The first aim will determine whether alpha-synuclein signals through LRRK2 in primary microglia to elicit pro-inflammatory responses. Using primary microglia derived from transgenic, knockout, and control mice, the cytokine/chemokine/growth-factor response to alpha-synuclein and other pro-inflammatory stimuli will be examined. Additionally, the antigen processing/presentation capabilities of primary microglia harboring LRRK2 mutations will be examined.
The second aim will determine whether LRRK2 activity and expression is necessary for rAAV2-alpha-synuclein induced inflammation and neurodegeneration, and whether G2019S-LRRK2 exacerbates neurodegeneration in the substantia nigra. Using the same animals as in aim 1, the second aim will utilize quantitative endpoints including unbiased stereological estimations of dopaminergic neurons in the substantia nigra, microglial activation, peripheral immune cell invasion, and microglia presenting antigen and inducing T-cell proliferation. Additionally, microglial polarization and activation wil be analyzed with flow cytometry. Overall, we expect to observe that G2019S LRRK2 exacerbates neurodegeneration, microglial activation, pro-inflammatory cytokine release, antigen processing/presentation, and polarization of microglia to an M1 phenotype while the knockout shows the opposite effect. The proposed training plan is sponsored by Dr. Andrew West and co-sponsored by Dr. David Standaert. Included in the training plan are experiences to help the PI gain a wide range of molecular and cellular neuroimmunology techniques, presentation of data in a written and oral format, responsibly conduct in research, and development into an independent researcher capable of carrying out high impact translation research.
Parkinson's disease (PD) is a chronic and progressive neurodegenerative disorder affecting between 1 and 5% of the population over 65 with an estimated annual economic impact of $35.5 billion in the US. Current therapeutic approaches treat only the symptoms of PD and offer neither a cure nor aid in slowing the progression of disease. The proposed research plan aims to uncover the molecular basis of PD and move closer to developing the most efficacious therapeutic strategies.

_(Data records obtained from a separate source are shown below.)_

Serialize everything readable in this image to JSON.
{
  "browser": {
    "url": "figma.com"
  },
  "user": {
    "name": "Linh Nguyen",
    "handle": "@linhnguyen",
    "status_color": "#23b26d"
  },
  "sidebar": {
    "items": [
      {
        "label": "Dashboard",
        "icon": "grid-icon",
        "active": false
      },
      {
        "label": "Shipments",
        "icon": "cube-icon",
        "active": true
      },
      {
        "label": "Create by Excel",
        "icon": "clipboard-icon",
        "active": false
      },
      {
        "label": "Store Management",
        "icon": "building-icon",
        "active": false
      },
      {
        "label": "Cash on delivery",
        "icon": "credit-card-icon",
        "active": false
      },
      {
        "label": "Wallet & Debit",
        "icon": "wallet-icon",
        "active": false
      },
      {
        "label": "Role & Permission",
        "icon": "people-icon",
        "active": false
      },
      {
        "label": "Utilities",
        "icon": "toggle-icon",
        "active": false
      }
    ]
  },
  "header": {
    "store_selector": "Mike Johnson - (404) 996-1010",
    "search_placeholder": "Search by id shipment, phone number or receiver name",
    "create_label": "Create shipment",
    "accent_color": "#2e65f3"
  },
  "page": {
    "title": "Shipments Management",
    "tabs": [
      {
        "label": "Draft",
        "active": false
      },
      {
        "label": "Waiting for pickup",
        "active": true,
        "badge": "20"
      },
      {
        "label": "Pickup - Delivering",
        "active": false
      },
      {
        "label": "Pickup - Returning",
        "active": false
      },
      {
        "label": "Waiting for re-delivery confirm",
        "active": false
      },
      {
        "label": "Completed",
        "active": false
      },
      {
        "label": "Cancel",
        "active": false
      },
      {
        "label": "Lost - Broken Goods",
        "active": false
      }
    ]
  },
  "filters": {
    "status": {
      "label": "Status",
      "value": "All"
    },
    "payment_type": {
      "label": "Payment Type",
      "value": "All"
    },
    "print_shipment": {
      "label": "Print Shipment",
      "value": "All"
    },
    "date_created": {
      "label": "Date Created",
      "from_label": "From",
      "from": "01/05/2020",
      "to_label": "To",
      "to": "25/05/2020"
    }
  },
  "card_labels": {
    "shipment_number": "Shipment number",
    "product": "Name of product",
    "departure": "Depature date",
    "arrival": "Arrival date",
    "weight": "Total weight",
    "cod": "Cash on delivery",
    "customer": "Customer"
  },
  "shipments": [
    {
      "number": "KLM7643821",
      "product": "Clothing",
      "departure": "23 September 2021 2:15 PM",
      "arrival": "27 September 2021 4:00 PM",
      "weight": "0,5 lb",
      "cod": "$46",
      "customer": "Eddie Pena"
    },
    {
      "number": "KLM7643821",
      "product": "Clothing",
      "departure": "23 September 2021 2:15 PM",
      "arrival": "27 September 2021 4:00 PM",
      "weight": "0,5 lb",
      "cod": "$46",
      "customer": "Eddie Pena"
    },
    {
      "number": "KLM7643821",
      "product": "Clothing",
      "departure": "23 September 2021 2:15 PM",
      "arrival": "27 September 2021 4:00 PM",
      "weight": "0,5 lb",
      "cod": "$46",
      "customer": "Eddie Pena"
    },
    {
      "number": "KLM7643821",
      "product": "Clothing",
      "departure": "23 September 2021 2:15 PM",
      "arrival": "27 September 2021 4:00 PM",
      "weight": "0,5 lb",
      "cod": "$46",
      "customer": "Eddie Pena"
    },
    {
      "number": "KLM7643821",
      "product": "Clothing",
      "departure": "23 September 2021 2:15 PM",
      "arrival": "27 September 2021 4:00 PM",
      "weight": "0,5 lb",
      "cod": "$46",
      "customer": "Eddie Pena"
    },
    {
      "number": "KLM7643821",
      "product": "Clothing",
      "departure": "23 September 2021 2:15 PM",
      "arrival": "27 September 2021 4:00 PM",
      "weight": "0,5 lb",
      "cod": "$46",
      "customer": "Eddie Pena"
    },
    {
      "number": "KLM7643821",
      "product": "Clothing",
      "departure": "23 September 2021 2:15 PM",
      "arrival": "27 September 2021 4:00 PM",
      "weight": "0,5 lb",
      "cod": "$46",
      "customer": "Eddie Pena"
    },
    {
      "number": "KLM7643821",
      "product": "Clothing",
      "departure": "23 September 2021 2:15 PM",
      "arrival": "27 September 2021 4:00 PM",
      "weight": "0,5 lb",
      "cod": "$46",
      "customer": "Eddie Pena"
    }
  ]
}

|Moehle, M S; West, A B (2015) M1 and M2 immune activation in Parkinson's Disease: Foe and ally? Neuroscience 302:59-73|
|Daher, João P L; Volpicelli-Daley, Laura A; Blackburn, Jonathan P et al. (2014) Abrogation of ?-synuclein-mediated dopaminergic neurodegeneration in LRRK2-deficient rats. Proc Natl Acad Sci U S A 111:9289-94|
|West, Andrew B; Cowell, Rita M; Daher, João P L et al. (2014) Differential LRRK2 expression in the cortex, striatum, and substantia nigra in transgenic and nontransgenic rodents. J Comp Neurol 522:2465-80|